Miranda was dumped by his birth mother early on, and taken in by a family friend. The “friend” dumped him on the street when her family ranks swelled, and he was left to his own devices.

That meant scrounging for food to stay alive, and one might surmise that a man who lived through this ordeal, and tasted such examples of hard-heartedness, might be a bit bitter.

Miranda insists that his soul hasn’t shriveled from the experience, that even if those that rejected him came a callin’, galvanized by his newfound fame and rising fortunes, he wouldn’t spurn them.

“I don’t have any problem with my past,” he said. “They haven’t come out, and I’ve tried looking for them. When they do come to me, I’ll meet them with open arms.”

That all said, Miranda isn’t looking to make the 23-0 Oklahoman Green an addition to his stable of pals.

“This is the sports world, a foe is an enemy in the ring but once we’re done we put this behind us. He’s a human being, and if we’d eat from the same plate if we had to.”

The 27-year-old Green may not feel so Oprah-y. There’s prestige and title fights and big money on the line March 3. The winner could take on Youngstown middleweight Kelly Pavlik, who looked so impressive downing Jose Luis Zertuche on HBO two weeks ago, with the winner of that beef meeting Jermain Taylor.

Ah, Taylor. His name and image is a constant in Mirandaland.

“One thing that confuses me is I don’t know if Green is a good person or a bad person, but this beating he’ll get belongs to Jermain Taylor,” Miranda says. “I don’t know why Green is here. This beating is meant for Jermain Taylor.”

Miranda, should he dispose of Green, and he fully believes that’s almost a given, will gladly step in with Pavlik next. And then?

“I want to demonstrate to the world that there are good fighters in boxing, that boxing isn’t rigged,” he says. “Green, Pavlik and then Taylor, I’m leaving Taylor for the end. I’m definitely leaving him for dessert.”

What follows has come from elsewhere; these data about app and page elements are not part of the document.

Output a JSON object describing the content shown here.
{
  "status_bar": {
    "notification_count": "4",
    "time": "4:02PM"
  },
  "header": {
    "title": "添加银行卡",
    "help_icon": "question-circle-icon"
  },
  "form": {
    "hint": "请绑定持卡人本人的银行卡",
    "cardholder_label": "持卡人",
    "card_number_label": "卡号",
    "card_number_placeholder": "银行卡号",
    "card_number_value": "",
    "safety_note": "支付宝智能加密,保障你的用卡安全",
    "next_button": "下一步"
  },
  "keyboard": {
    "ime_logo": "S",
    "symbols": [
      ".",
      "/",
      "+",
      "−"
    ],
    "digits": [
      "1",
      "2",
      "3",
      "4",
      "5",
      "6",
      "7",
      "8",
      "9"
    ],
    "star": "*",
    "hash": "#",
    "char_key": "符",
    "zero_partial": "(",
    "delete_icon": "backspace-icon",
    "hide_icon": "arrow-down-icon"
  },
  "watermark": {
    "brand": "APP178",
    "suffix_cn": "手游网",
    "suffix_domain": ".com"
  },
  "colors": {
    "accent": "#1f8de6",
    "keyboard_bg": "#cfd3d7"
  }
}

SPEEDBAG The MMA revolution continues as Showtimes gets into the mix with a Saturday card that kicks off at 10 PM Eastern. A Gracie and a Shamrock top the bill, so there’s something significant on the line, as cousin Renzo and baby brother Frank do battle. The company presenting the show is headed up by Gary Shaw, the boxing promoter who’s taken some heat—mostly behind his back, it must be said—as some folks have theorized that he’s jumped ship from boxing to MMA because his stable and fortunes have declined recently. Well, Shaw’s stable got an injection of life when Chad Dawson schooled Tomasz Adamek last week, and with the growth of MMA, one can argue that Shaw is simply diversifying, and widening his asset base. I took in the Showtime ½ hour preview show, and that got me pumped to see the main event. But the fighter who really perked my interest was Charles “Krazy Horse” Bennett. He’s proclaimed publicly that he’s killed three people, and while his record isn’t majestic (14-9,) his antics before, during and after fights makes him a fascinating figure. Tune in on Saturday, if for no other reason than to get a load of this cat…

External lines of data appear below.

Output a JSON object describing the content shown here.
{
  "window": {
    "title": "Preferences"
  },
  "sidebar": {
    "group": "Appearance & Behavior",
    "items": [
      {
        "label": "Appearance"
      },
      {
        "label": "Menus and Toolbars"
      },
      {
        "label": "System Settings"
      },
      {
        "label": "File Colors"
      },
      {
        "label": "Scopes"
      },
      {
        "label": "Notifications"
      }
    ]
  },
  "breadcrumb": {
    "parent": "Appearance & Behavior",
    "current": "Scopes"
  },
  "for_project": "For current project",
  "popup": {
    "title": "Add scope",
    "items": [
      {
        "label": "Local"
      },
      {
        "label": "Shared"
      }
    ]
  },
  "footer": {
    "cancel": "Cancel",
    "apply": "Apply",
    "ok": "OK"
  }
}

—MyNetwork, the TV network that is the result of the merger of UPN and WB affiliates, will run a UFC replay show starting in the fall. One a week, UFC will show fights in there entirety. The MMA growth march continues; HBO will run three cards this year, now Showtime is in with both feet…who wants to hazard a guess when ESPN decides the water temp is just right?

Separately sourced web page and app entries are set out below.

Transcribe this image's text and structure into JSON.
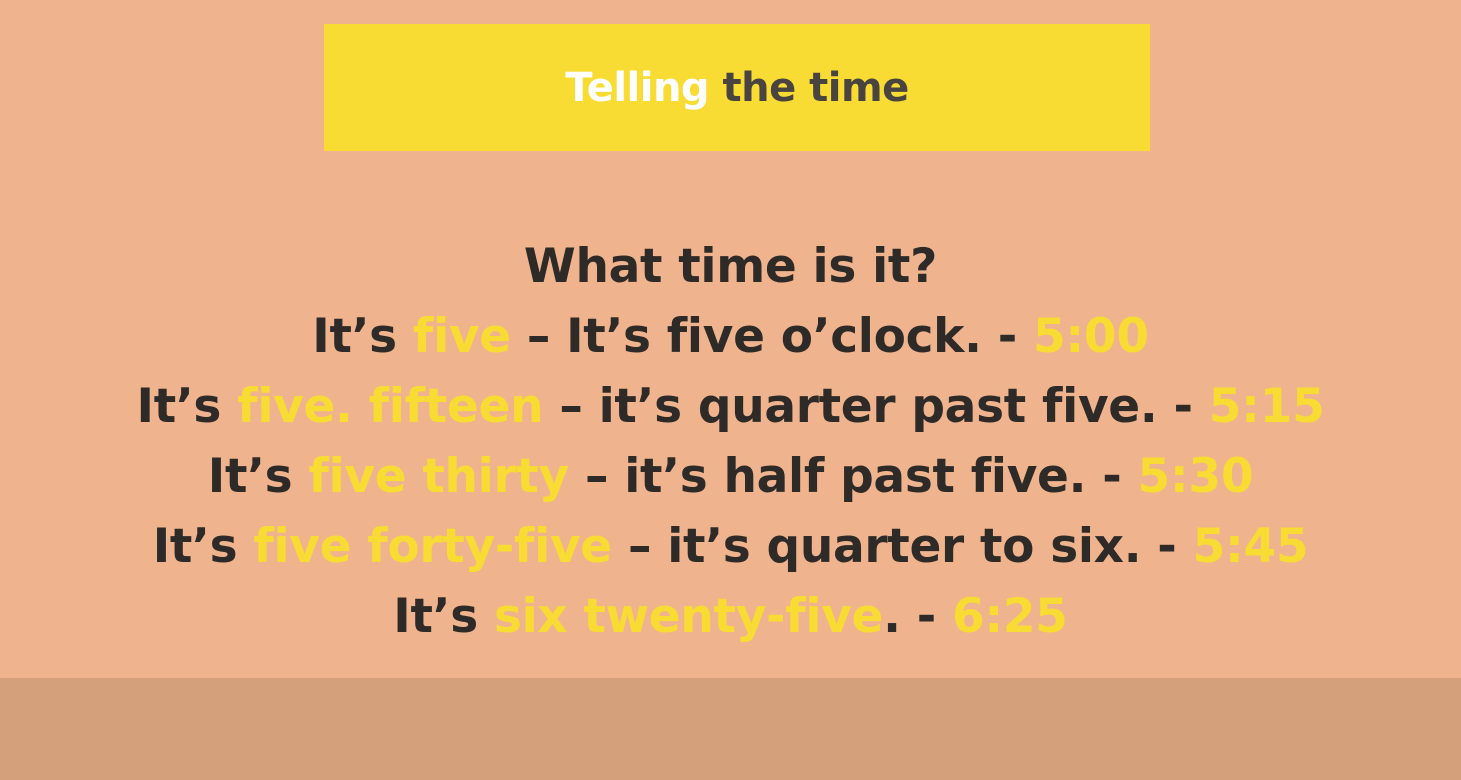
{
  "title": {
    "part1": "Telling",
    "part2": " the time"
  },
  "question": "What time is it?",
  "lines": [
    {
      "prefix": "It’s ",
      "highlight": "five",
      "rest": " – It’s five o’clock.  - ",
      "time": "5:00"
    },
    {
      "prefix": "It’s ",
      "highlight": "five. fifteen",
      "rest": " – it’s quarter past five. - ",
      "time": "5:15"
    },
    {
      "prefix": "It’s ",
      "highlight": "five thirty",
      "rest": " – it’s half past five. - ",
      "time": "5:30"
    },
    {
      "prefix": "It’s ",
      "highlight": "five forty-five",
      "rest": " – it’s quarter to six. - ",
      "time": "5:45"
    },
    {
      "prefix": "It’s ",
      "highlight": "six twenty-five",
      "rest": ". - ",
      "time": "6:25"
    }
  ],
  "colors": {
    "background": "#efb48e",
    "footer": "#d4a07c",
    "title_box": "#f8db33",
    "highlight": "#f8db33",
    "text_dark": "#2e2a28"
  }
}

—Hey, I rarely shill for cards but the HBO “Boxing After Dark” tripleheader on Feb. 17 that features Paulie Malignaggi (21-1, 5 KOs) vs. Edner Cherry (21-4-2, 10 KOs), Sechew Powell (20-1, 12 KOs) vs. Ishe Smith (18-1, 8 KOs),  and Andre Berto (16-0, 14 KOs) vs. Norberto Bravo (23-12-3, 12 KOs) should be solid, and the atmosphere in the Hammerstein in NYC will be pulsating.  Tickets are priced at $300, $200, $125, $75, and $40 and there are a batch left. Call 212-947-2577 to get on board…